### Supplied entries
*****

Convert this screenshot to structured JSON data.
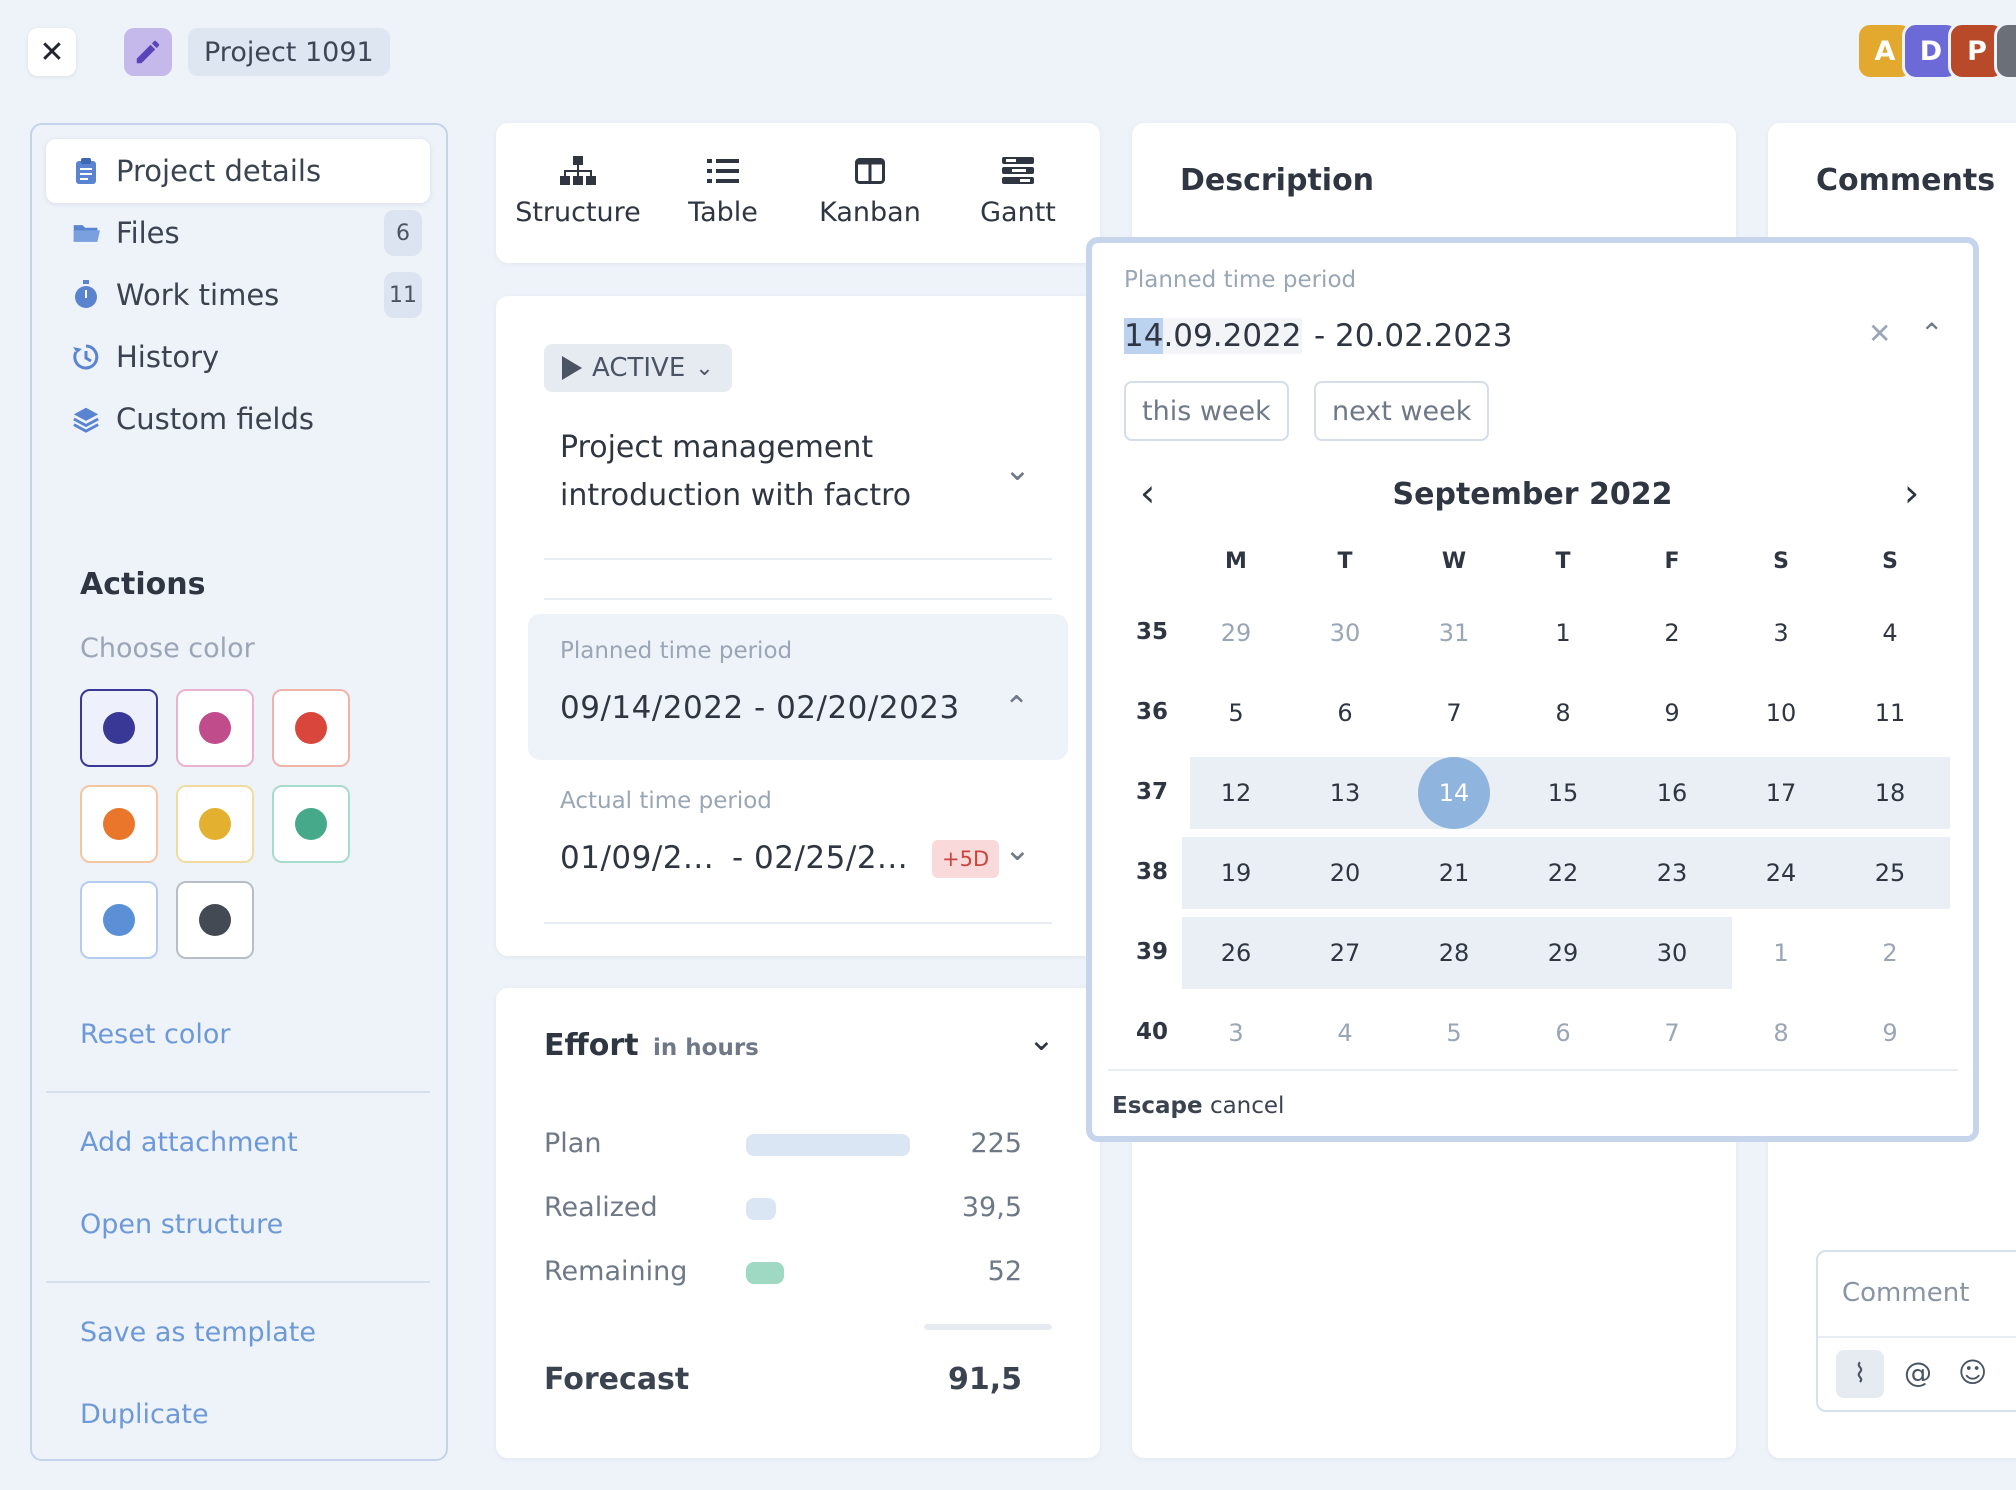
{
  "header": {
    "project_name": "Project 1091",
    "avatars": [
      {
        "letter": "A",
        "color": "#e3a92e"
      },
      {
        "letter": "D",
        "color": "#6b6ad6"
      },
      {
        "letter": "P",
        "color": "#b84a2a"
      }
    ]
  },
  "sidebar": {
    "items": [
      {
        "label": "Project details",
        "icon": "clipboard-icon",
        "active": true
      },
      {
        "label": "Files",
        "icon": "folder-icon",
        "badge": "6"
      },
      {
        "label": "Work times",
        "icon": "stopwatch-icon",
        "badge": "11"
      },
      {
        "label": "History",
        "icon": "history-icon"
      },
      {
        "label": "Custom fields",
        "icon": "layers-icon"
      }
    ],
    "actions_title": "Actions",
    "choose_color": "Choose color",
    "colors": [
      "#3a3896",
      "#c04c8c",
      "#d9463c",
      "#e9762a",
      "#e3b02f",
      "#45a98a",
      "#5b8fd6",
      "#444a54"
    ],
    "reset_color": "Reset color",
    "add_attachment": "Add attachment",
    "open_structure": "Open structure",
    "save_as_template": "Save as template",
    "duplicate": "Duplicate"
  },
  "views": {
    "tabs": [
      {
        "label": "Structure",
        "icon": "structure-icon"
      },
      {
        "label": "Table",
        "icon": "list-icon"
      },
      {
        "label": "Kanban",
        "icon": "kanban-icon"
      },
      {
        "label": "Gantt",
        "icon": "gantt-icon"
      }
    ]
  },
  "details": {
    "status": "ACTIVE",
    "title": "Project management introduction with factro",
    "planned_label": "Planned time period",
    "planned_value": "09/14/2022 - 02/20/2023",
    "actual_label": "Actual time period",
    "actual_start": "01/09/2...",
    "actual_end": "- 02/25/2...",
    "actual_badge": "+5D"
  },
  "effort": {
    "title": "Effort",
    "unit": "in hours",
    "rows": [
      {
        "label": "Plan",
        "value": "225",
        "color": "#dae6f3"
      },
      {
        "label": "Realized",
        "value": "39,5",
        "color": "#dae6f3"
      },
      {
        "label": "Remaining",
        "value": "52",
        "color": "#9fd9c3"
      }
    ],
    "forecast_label": "Forecast",
    "forecast_value": "91,5"
  },
  "description": {
    "title": "Description"
  },
  "comments": {
    "title": "Comments",
    "placeholder": "Comment"
  },
  "picker": {
    "label": "Planned time period",
    "start_highlight": "14",
    "start_rest": ".09.2022",
    "end": "- 20.02.2023",
    "quick": [
      "this week",
      "next week"
    ],
    "month": "September 2022",
    "weekdays": [
      "M",
      "T",
      "W",
      "T",
      "F",
      "S",
      "S"
    ],
    "weeks": [
      {
        "num": "35",
        "days": [
          "29",
          "30",
          "31",
          "1",
          "2",
          "3",
          "4"
        ]
      },
      {
        "num": "36",
        "days": [
          "5",
          "6",
          "7",
          "8",
          "9",
          "10",
          "11"
        ]
      },
      {
        "num": "37",
        "days": [
          "12",
          "13",
          "14",
          "15",
          "16",
          "17",
          "18"
        ]
      },
      {
        "num": "38",
        "days": [
          "19",
          "20",
          "21",
          "22",
          "23",
          "24",
          "25"
        ]
      },
      {
        "num": "39",
        "days": [
          "26",
          "27",
          "28",
          "29",
          "30",
          "1",
          "2"
        ]
      },
      {
        "num": "40",
        "days": [
          "3",
          "4",
          "5",
          "6",
          "7",
          "8",
          "9"
        ]
      }
    ],
    "escape_key": "Escape",
    "escape_text": "cancel"
  }
}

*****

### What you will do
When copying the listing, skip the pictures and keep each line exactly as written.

### Solution for this task
Convert this screenshot to structured JSON data.
{
  "header": {
    "project_name": "Project 1091",
    "avatars": [
      {
        "letter": "A",
        "color": "#e3a92e"
      },
      {
        "letter": "D",
        "color": "#6b6ad6"
      },
      {
        "letter": "P",
        "color": "#b84a2a"
      }
    ]
  },
  "sidebar": {
    "items": [
      {
        "label": "Project details",
        "icon": "clipboard-icon",
        "active": true
      },
      {
        "label": "Files",
        "icon": "folder-icon",
        "badge": "6"
      },
      {
        "label": "Work times",
        "icon": "stopwatch-icon",
        "badge": "11"
      },
      {
        "label": "History",
        "icon": "history-icon"
      },
      {
        "label": "Custom fields",
        "icon": "layers-icon"
      }
    ],
    "actions_title": "Actions",
    "choose_color": "Choose color",
    "colors": [
      "#3a3896",
      "#c04c8c",
      "#d9463c",
      "#e9762a",
      "#e3b02f",
      "#45a98a",
      "#5b8fd6",
      "#444a54"
    ],
    "reset_color": "Reset color",
    "add_attachment": "Add attachment",
    "open_structure": "Open structure",
    "save_as_template": "Save as template",
    "duplicate": "Duplicate"
  },
  "views": {
    "tabs": [
      {
        "label": "Structure",
        "icon": "structure-icon"
      },
      {
        "label": "Table",
        "icon": "list-icon"
      },
      {
        "label": "Kanban",
        "icon": "kanban-icon"
      },
      {
        "label": "Gantt",
        "icon": "gantt-icon"
      }
    ]
  },
  "details": {
    "status": "ACTIVE",
    "title": "Project management introduction with factro",
    "planned_label": "Planned time period",
    "planned_value": "09/14/2022 - 02/20/2023",
    "actual_label": "Actual time period",
    "actual_start": "01/09/2...",
    "actual_end": "- 02/25/2...",
    "actual_badge": "+5D"
  },
  "effort": {
    "title": "Effort",
    "unit": "in hours",
    "rows": [
      {
        "label": "Plan",
        "value": "225",
        "color": "#dae6f3"
      },
      {
        "label": "Realized",
        "value": "39,5",
        "color": "#dae6f3"
      },
      {
        "label": "Remaining",
        "value": "52",
        "color": "#9fd9c3"
      }
    ],
    "forecast_label": "Forecast",
    "forecast_value": "91,5"
  },
  "description": {
    "title": "Description"
  },
  "comments": {
    "title": "Comments",
    "placeholder": "Comment"
  },
  "picker": {
    "label": "Planned time period",
    "start_highlight": "14",
    "start_rest": ".09.2022",
    "end": "- 20.02.2023",
    "quick": [
      "this week",
      "next week"
    ],
    "month": "September 2022",
    "weekdays": [
      "M",
      "T",
      "W",
      "T",
      "F",
      "S",
      "S"
    ],
    "weeks": [
      {
        "num": "35",
        "days": [
          "29",
          "30",
          "31",
          "1",
          "2",
          "3",
          "4"
        ]
      },
      {
        "num": "36",
        "days": [
          "5",
          "6",
          "7",
          "8",
          "9",
          "10",
          "11"
        ]
      },
      {
        "num": "37",
        "days": [
          "12",
          "13",
          "14",
          "15",
          "16",
          "17",
          "18"
        ]
      },
      {
        "num": "38",
        "days": [
          "19",
          "20",
          "21",
          "22",
          "23",
          "24",
          "25"
        ]
      },
      {
        "num": "39",
        "days": [
          "26",
          "27",
          "28",
          "29",
          "30",
          "1",
          "2"
        ]
      },
      {
        "num": "40",
        "days": [
          "3",
          "4",
          "5",
          "6",
          "7",
          "8",
          "9"
        ]
      }
    ],
    "escape_key": "Escape",
    "escape_text": "cancel"
  }
}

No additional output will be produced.